[App and web page records]
────────
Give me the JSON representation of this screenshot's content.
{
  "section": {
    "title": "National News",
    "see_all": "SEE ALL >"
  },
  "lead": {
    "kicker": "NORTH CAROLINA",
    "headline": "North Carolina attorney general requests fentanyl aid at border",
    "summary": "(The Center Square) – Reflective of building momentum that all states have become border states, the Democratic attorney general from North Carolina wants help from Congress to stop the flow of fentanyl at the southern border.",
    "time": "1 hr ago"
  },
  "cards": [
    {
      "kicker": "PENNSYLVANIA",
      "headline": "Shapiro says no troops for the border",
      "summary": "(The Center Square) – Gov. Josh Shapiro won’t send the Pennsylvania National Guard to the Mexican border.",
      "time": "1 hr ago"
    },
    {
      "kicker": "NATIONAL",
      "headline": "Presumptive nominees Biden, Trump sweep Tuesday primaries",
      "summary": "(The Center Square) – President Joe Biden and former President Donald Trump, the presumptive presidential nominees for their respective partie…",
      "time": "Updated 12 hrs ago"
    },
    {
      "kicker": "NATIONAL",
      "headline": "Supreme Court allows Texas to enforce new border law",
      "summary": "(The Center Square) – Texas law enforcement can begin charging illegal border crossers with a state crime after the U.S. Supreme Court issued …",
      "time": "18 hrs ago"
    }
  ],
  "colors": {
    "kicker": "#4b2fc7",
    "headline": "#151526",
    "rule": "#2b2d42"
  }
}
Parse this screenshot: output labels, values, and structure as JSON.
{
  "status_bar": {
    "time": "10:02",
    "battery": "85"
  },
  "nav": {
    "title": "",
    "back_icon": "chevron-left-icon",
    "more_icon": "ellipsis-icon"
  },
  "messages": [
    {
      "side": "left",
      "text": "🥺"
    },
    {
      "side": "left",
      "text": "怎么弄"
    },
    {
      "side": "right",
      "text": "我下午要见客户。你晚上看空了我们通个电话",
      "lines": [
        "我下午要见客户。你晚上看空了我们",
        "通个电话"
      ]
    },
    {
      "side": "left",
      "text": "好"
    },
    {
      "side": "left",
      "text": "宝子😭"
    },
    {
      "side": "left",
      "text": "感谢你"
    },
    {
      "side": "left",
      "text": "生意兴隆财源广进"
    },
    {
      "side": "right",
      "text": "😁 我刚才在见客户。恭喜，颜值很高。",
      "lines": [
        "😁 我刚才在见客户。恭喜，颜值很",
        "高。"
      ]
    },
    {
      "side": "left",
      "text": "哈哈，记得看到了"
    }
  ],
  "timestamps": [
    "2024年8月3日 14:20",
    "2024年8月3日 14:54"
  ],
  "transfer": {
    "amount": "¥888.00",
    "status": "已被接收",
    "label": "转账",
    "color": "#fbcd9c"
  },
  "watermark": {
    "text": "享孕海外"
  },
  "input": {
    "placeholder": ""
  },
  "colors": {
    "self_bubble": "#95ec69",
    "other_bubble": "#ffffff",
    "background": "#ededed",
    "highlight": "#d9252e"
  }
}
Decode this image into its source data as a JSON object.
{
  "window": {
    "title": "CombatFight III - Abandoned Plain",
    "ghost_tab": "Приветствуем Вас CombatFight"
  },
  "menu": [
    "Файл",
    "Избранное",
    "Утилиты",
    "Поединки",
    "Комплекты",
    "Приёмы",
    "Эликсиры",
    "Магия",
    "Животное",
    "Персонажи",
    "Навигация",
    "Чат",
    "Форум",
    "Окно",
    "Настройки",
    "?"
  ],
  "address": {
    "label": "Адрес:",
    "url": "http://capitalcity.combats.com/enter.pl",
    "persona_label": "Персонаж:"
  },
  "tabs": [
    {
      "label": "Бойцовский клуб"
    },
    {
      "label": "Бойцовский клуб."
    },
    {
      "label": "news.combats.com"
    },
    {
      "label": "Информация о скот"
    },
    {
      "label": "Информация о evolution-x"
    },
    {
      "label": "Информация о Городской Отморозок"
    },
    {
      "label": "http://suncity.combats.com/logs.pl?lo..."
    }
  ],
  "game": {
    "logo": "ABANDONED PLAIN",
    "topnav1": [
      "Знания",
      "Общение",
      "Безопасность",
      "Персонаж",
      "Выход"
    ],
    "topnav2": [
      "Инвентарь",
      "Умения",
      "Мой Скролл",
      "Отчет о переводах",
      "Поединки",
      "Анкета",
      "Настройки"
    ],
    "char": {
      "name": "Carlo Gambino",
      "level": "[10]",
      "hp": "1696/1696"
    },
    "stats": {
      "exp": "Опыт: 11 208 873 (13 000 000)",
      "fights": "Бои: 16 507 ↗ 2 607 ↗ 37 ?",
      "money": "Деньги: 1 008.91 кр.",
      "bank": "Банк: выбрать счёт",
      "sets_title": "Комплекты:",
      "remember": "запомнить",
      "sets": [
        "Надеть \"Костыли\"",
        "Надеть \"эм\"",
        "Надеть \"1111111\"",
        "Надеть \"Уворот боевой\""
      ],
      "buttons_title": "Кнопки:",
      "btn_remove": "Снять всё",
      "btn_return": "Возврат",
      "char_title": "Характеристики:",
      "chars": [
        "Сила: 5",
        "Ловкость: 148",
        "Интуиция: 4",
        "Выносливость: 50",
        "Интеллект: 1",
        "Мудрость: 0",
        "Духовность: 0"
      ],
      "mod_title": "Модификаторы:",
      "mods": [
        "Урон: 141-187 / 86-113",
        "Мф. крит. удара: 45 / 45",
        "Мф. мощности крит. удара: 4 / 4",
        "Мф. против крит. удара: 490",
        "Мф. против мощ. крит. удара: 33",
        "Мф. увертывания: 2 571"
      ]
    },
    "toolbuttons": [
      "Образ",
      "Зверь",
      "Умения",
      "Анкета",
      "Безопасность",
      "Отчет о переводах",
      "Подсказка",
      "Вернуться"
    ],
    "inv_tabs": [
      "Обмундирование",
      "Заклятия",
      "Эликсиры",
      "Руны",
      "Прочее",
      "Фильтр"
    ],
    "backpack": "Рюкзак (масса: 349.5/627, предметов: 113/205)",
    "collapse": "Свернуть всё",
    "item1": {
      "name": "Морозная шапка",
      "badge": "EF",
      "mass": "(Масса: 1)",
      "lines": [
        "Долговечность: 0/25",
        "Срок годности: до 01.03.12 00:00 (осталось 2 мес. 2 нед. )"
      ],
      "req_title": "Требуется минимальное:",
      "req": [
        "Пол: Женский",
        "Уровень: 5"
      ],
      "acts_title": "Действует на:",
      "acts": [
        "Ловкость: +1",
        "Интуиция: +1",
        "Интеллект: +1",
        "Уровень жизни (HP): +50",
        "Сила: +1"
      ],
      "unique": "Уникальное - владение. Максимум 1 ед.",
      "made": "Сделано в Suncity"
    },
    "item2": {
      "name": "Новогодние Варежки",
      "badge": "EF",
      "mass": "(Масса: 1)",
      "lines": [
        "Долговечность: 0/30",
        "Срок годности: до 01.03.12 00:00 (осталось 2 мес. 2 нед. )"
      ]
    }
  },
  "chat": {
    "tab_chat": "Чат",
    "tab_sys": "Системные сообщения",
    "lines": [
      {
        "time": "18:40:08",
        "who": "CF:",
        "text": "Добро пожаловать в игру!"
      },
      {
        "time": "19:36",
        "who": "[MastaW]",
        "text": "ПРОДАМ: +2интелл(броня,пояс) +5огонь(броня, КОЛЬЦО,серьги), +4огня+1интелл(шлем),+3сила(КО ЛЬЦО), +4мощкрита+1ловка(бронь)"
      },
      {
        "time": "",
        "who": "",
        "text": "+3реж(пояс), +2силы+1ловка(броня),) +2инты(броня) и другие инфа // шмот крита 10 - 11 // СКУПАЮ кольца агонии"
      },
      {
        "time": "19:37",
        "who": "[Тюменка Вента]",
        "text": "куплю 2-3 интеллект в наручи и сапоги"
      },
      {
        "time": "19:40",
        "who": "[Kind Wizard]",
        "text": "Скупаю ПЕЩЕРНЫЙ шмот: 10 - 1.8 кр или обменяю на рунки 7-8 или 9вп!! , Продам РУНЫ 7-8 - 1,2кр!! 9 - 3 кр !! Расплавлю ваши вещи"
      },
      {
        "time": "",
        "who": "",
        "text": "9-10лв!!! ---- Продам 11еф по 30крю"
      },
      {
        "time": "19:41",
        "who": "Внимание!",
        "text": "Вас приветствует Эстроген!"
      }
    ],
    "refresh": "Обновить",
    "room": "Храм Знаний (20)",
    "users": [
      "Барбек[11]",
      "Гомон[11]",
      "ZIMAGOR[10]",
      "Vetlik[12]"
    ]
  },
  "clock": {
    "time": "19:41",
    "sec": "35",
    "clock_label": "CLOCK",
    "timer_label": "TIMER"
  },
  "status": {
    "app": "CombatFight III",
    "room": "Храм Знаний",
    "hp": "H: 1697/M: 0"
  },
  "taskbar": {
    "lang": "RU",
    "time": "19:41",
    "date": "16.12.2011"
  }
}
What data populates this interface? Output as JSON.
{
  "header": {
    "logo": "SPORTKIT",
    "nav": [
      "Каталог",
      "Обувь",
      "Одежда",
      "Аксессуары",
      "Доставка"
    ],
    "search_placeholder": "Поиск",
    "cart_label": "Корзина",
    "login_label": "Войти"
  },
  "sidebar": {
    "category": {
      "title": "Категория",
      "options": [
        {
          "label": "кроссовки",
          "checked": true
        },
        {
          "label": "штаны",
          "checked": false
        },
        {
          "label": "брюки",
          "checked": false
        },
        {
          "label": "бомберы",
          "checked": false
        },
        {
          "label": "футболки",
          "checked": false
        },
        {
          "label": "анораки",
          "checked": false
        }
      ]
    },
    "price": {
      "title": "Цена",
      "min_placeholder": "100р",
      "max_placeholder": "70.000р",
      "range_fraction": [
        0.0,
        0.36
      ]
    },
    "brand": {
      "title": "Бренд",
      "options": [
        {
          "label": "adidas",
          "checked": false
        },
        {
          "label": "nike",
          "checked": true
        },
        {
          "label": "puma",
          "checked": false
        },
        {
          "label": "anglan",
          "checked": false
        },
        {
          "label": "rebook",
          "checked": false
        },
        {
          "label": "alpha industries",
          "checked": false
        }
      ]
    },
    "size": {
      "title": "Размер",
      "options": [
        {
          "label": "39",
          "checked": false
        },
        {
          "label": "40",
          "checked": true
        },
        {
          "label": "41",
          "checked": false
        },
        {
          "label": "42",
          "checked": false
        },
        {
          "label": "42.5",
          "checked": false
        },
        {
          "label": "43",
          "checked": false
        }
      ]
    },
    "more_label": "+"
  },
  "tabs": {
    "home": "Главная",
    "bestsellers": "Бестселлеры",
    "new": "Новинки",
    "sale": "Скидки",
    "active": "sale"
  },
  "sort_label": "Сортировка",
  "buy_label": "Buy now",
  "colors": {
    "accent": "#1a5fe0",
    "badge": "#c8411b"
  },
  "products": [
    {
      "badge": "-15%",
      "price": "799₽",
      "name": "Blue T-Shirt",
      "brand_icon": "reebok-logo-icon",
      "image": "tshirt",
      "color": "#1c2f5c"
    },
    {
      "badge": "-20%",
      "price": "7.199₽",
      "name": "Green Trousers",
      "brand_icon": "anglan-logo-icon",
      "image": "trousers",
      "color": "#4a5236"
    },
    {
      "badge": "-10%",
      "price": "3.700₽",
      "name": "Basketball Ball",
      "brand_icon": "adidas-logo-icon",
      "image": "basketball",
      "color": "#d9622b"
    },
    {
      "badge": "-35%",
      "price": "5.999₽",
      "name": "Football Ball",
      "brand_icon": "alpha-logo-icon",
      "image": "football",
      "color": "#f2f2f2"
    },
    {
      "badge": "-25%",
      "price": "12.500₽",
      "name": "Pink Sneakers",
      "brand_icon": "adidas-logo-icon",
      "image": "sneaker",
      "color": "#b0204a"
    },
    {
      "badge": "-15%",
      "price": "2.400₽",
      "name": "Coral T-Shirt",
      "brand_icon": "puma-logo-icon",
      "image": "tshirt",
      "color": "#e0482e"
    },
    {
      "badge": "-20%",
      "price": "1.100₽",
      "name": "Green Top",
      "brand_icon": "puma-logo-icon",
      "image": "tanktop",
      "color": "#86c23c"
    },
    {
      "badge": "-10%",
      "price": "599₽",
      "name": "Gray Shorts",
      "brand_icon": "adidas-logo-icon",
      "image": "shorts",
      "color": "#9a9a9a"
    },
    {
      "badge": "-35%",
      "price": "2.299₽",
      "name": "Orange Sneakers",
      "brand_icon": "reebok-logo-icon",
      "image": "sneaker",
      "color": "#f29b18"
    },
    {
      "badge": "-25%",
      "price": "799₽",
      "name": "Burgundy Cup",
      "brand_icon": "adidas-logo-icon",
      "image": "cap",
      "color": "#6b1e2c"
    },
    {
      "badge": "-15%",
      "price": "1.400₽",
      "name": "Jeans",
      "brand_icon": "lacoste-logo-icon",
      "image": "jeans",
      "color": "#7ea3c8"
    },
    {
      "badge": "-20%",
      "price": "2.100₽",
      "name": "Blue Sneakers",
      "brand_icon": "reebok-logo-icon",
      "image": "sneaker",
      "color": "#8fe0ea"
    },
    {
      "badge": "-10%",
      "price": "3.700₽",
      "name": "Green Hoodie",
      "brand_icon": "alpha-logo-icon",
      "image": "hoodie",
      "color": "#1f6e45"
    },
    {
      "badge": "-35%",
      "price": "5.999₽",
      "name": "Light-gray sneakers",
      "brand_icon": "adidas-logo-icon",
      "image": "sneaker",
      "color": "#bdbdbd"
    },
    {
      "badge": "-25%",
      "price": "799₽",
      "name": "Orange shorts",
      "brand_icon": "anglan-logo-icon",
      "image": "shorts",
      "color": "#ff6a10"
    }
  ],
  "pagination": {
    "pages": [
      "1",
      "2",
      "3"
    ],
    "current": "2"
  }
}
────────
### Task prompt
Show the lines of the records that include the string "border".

### Expected output
    "headline": "North Carolina attorney general requests fentanyl aid at border",
    "summary": "(The Center Square) – Reflective of building momentum that all states have become border states, the Democratic attorney general from North Carolina wants help from Congress to stop the flow of fentanyl at the southern border.",
      "headline": "Shapiro says no troops for the border",
      "summary": "(The Center Square) – Gov. Josh Shapiro won’t send the Pennsylvania National Guard to the Mexican border.",
      "headline": "Supreme Court allows Texas to enforce new border law",
      "summary": "(The Center Square) – Texas law enforcement can begin charging illegal border crossers with a state crime after the U.S. Supreme Court issued …",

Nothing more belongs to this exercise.